“The guy has been really standing out,” Wilson said. “I’ve really been impressed with the progress he’s made.”
Practice update: The Bulldogs held a long practice in full pads on the first day on the field after spring break. The workout culminated with a scored scrimmage, but not in the traditional sense. Coach Mark Richt awarded one point when either the offense or the defense won a drill, at his discretion.
“Both sides of the ball competed hard today, and the offense ended up winning 4-2,” Richt said. “I thought it was an overall good day today. This was the first time we tackled out there, so it was nice to get some contact going.”
Injury report: Georgia tailback Keith Marshall was back in action Tuesday as the Bulldogs resumed spring practice. He missed the first week of spring practice with a pulled hamstring suffered while running track. But after a week off for spring break, Marshall was able to perform without any obvious limitations. Fellow tailback Brandon Harton (knee) also was back at work after sitting out the first week. … Quarterback Hutson Mason and tight end Ty Flournoy-Smith sat out Tuesday with illnesses.

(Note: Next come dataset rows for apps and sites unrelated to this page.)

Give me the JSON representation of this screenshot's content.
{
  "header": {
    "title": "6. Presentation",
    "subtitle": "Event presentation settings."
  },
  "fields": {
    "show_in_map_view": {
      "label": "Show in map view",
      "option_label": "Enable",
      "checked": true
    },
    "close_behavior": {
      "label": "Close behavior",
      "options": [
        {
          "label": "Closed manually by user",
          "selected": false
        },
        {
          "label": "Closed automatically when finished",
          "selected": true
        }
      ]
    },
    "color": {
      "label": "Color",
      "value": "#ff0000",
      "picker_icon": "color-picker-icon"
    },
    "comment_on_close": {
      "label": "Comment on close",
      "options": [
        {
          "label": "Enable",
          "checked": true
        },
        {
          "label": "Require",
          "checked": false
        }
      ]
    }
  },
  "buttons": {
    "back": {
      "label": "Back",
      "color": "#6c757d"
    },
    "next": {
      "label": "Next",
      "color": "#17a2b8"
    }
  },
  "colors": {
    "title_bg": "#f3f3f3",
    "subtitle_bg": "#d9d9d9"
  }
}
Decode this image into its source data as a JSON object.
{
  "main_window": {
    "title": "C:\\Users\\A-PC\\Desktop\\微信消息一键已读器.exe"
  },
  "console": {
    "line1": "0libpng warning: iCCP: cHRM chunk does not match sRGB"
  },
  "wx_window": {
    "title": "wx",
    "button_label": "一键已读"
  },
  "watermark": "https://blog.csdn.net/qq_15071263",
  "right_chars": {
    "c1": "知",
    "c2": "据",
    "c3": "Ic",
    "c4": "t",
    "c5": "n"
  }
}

Etc.: Two groups of Georgia football players took trips abroad as Christian missionaries last week. Brothers John and Nathan Theus and fellow offensive lineman Preston Mobley joined a group that went to Haiti. At the same time, Michael Bennett, Connor Norman and Lucas Redd and Mason were among a group that went to the Dominican Republic.